There was a time when I don't want people to know that I'm on a diet, so I gorge down food when around friends then hate myself when I go home. This time it was different. I told those who are closest to me what was going on and the support I got was amazing. My sister bought me vegetables and fruits. Even my dad included more fruits in his groceries. My colleagues stopped insisting that I eat rice. They even took the time to explain to me that lychee jellos don't count as candy. Dennis provided the pep talk and the pats in the back each time I told him how I turned my back on certain temptations. Even my nephews ask me whether or not I can eat something before offering it to me.
19. You’ll become a trendsetter.
Telling others what you're doing will most likely inspire them to do the same, especially if it can make them better. Take my friend, Cat, for example. I told her about the NJFC when we were making plans for a get-together and she had decided to take the challenge as well. She even told me I could choose where we will eat. My sister had also started eating healthier. And one of my nephews, JC, told me that he stopped eating chips for recess.
20. You’ll get used to it.
I can't imagine going back to my previous eating habits. Even now that I've successfully finished the NJFC, I still continue my routine. There are four pieces of ensaymada in the fridge as of this moment and I haven't even given them a second glance. The thing I miss most though? Popcorn. And I'm postponing eating it until I can share it with Dennis. The thing is, my bad habits are now good habits and wouldn't it be a shame if I just revert to shoving garbage into my body? I'm used to not eating any rice and having a salad for breakfast and dinner. I'm used to being healthy. And the only thing I want right now is to become healthier.
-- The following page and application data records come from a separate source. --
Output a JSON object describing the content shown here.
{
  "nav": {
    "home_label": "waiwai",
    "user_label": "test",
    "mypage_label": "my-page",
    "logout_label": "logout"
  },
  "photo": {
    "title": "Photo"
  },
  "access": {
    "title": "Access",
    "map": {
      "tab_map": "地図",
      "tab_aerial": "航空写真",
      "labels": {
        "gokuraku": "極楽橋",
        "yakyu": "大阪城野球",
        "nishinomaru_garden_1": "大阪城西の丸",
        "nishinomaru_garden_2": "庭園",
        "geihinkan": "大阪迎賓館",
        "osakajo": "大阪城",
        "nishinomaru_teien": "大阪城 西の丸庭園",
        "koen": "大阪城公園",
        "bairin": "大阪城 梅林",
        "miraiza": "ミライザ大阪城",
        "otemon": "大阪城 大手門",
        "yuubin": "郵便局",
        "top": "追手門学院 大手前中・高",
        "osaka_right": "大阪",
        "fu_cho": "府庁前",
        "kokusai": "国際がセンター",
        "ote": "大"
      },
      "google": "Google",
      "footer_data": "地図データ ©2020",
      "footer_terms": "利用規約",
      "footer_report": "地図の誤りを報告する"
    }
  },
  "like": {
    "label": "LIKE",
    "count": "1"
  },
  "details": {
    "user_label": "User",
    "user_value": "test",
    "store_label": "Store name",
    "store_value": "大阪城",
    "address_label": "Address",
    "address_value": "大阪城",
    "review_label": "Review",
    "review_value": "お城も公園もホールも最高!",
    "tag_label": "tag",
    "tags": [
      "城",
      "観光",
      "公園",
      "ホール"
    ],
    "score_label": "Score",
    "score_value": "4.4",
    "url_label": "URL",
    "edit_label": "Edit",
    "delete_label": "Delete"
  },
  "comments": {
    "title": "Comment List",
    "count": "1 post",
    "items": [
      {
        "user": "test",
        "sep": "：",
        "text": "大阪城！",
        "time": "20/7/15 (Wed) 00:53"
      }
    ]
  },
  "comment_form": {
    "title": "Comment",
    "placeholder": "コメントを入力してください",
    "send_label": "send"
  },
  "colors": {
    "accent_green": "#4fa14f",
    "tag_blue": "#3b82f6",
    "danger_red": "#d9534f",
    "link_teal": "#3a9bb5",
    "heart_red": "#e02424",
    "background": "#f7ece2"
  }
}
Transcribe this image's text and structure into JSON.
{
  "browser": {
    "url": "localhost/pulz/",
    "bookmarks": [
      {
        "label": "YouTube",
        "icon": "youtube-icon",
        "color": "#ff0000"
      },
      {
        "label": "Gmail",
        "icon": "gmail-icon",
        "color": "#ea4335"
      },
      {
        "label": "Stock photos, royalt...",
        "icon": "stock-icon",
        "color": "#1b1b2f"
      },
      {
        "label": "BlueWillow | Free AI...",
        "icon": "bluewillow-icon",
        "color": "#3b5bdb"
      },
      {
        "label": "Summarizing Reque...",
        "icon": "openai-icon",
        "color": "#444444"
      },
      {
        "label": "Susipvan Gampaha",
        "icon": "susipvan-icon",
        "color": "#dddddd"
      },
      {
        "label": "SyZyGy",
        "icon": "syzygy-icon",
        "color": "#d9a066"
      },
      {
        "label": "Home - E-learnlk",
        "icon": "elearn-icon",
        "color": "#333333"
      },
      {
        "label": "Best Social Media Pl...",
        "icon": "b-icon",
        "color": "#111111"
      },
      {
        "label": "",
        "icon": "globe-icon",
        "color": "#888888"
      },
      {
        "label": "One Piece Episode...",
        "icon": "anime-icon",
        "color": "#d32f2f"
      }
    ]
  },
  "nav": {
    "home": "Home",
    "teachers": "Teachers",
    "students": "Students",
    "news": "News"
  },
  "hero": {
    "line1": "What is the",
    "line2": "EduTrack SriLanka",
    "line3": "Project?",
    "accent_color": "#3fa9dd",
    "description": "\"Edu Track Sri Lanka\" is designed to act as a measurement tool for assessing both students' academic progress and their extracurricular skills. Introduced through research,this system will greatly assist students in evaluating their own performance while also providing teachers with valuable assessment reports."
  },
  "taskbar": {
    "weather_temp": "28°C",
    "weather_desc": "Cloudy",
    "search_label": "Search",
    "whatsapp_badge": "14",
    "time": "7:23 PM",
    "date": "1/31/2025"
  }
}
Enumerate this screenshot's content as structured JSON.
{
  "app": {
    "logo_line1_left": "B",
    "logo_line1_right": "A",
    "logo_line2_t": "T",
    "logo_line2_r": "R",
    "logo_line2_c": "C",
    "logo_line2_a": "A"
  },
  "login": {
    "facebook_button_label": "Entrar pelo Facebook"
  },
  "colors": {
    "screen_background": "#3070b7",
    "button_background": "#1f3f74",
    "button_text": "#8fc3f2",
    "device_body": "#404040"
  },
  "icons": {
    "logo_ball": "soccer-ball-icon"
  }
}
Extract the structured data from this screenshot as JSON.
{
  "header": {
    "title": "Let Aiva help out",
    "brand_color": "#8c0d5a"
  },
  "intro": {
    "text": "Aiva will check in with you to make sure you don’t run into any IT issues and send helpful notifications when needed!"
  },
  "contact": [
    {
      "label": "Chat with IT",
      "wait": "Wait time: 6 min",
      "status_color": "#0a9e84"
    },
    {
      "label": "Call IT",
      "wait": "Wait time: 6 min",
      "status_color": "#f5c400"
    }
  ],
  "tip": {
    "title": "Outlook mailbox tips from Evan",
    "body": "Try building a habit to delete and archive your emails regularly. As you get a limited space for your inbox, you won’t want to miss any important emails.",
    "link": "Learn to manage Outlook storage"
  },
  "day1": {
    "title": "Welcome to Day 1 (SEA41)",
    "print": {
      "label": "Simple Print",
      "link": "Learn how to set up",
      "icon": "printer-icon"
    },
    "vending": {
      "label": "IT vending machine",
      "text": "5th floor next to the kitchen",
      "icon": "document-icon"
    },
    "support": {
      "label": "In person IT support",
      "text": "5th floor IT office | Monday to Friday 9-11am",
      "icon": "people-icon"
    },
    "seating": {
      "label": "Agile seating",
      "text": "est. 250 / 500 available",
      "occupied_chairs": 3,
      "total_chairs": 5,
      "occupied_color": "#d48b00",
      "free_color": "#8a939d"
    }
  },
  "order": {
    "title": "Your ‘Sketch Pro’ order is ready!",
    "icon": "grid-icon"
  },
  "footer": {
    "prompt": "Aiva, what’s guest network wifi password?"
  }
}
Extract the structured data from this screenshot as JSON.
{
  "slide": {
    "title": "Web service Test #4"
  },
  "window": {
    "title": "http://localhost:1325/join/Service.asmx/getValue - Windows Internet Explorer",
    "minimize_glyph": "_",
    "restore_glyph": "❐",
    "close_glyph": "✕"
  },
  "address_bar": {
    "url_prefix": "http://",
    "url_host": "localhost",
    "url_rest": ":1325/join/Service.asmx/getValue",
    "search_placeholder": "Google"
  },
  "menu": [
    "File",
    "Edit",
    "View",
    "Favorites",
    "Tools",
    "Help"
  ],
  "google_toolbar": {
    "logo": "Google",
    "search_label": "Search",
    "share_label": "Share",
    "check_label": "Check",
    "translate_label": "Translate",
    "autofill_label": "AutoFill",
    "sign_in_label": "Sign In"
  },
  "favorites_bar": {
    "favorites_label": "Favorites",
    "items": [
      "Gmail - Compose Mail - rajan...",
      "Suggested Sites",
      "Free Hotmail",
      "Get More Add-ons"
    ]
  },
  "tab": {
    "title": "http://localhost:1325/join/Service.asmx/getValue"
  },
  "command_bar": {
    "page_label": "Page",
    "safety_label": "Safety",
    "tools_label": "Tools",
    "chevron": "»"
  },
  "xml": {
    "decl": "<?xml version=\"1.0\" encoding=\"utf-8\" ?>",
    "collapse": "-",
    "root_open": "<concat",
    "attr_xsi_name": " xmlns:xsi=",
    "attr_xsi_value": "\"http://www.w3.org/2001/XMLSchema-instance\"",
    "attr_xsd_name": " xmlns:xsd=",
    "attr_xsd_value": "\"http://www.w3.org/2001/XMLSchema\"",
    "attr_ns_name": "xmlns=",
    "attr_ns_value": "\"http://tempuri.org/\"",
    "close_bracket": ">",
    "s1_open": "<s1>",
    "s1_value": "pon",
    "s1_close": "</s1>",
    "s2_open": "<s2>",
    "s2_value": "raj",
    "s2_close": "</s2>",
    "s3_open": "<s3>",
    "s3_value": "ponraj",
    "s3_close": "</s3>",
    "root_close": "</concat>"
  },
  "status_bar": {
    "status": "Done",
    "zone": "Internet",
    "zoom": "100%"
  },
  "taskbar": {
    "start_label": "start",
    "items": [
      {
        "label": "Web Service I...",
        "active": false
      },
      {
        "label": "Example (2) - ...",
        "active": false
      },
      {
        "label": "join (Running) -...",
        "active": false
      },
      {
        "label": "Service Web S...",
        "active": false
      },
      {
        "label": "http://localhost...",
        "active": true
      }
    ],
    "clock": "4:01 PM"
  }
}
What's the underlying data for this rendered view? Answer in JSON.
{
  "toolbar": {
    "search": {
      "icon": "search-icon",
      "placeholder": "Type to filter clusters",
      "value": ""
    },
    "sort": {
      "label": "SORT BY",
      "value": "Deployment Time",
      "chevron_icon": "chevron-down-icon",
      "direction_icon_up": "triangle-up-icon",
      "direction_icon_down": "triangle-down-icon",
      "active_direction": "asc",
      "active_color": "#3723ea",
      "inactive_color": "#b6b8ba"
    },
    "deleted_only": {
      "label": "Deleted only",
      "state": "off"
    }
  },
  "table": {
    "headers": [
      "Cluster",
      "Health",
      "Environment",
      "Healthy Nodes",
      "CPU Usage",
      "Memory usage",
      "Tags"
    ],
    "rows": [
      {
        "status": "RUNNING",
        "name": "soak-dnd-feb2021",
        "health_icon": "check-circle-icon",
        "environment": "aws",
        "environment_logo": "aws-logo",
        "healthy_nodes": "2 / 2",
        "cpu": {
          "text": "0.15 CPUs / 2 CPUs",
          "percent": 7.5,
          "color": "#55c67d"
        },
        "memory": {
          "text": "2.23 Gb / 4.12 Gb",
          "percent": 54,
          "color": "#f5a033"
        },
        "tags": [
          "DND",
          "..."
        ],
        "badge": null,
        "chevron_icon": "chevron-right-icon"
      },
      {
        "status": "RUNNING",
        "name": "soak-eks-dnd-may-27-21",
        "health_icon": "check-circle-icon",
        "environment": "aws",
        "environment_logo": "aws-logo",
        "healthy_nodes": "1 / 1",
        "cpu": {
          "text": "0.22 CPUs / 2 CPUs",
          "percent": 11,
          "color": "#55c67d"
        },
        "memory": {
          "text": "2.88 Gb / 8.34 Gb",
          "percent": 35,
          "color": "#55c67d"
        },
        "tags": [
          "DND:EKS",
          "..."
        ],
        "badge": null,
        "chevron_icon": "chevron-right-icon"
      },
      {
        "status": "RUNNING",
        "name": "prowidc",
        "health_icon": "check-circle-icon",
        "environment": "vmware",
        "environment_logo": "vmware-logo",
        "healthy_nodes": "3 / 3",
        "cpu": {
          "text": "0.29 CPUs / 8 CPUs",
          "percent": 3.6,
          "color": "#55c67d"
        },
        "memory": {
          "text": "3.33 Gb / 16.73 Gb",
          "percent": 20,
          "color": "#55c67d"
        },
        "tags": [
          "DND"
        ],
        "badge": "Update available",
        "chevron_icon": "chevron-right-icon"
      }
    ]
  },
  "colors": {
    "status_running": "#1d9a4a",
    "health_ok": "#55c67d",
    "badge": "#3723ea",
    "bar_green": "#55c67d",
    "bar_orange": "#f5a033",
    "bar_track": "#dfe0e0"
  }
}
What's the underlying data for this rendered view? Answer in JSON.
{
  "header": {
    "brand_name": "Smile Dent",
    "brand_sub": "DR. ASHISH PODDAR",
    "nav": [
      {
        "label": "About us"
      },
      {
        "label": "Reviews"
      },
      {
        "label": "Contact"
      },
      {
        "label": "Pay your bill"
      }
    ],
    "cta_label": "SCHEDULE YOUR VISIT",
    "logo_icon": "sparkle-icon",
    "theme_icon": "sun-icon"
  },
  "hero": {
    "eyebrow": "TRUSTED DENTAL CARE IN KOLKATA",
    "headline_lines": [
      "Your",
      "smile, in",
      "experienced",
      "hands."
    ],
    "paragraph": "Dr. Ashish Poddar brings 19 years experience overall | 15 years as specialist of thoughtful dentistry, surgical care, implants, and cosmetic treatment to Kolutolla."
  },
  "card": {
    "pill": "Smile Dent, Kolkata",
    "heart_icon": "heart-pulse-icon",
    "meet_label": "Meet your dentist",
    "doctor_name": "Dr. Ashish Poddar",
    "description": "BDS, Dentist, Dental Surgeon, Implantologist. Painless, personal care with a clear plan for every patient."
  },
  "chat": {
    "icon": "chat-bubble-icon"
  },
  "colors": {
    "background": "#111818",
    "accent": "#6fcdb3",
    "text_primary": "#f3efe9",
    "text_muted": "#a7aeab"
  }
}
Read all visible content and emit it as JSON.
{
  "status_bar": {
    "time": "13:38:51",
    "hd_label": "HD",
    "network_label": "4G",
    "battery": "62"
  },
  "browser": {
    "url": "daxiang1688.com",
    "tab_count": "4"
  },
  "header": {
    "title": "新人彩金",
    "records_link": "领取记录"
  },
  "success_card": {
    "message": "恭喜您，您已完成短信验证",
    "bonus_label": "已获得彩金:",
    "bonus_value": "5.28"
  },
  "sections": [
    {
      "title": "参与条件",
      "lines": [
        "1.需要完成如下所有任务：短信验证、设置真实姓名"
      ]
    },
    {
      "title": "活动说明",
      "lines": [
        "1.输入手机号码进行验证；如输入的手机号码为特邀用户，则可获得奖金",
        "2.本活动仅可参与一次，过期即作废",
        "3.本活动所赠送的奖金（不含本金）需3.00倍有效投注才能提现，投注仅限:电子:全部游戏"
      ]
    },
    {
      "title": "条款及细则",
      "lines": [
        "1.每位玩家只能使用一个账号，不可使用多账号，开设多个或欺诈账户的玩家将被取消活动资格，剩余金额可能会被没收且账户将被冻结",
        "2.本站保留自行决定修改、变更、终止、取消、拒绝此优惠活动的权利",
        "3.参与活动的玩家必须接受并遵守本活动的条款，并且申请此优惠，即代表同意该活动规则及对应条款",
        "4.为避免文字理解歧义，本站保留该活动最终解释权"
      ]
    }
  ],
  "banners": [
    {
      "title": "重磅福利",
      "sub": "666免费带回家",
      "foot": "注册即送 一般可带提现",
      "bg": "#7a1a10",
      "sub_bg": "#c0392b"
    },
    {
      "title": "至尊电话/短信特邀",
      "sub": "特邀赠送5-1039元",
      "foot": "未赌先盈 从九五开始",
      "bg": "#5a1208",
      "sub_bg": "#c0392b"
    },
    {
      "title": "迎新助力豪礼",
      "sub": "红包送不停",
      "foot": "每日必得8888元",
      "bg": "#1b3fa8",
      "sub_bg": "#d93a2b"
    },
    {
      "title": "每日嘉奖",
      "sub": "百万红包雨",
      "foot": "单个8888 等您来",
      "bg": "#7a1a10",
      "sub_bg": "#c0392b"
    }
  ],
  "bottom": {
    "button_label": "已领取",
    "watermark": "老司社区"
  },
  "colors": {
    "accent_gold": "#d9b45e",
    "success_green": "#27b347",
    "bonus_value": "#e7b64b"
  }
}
21. At the end of the day, you will be extremely proud of yourself.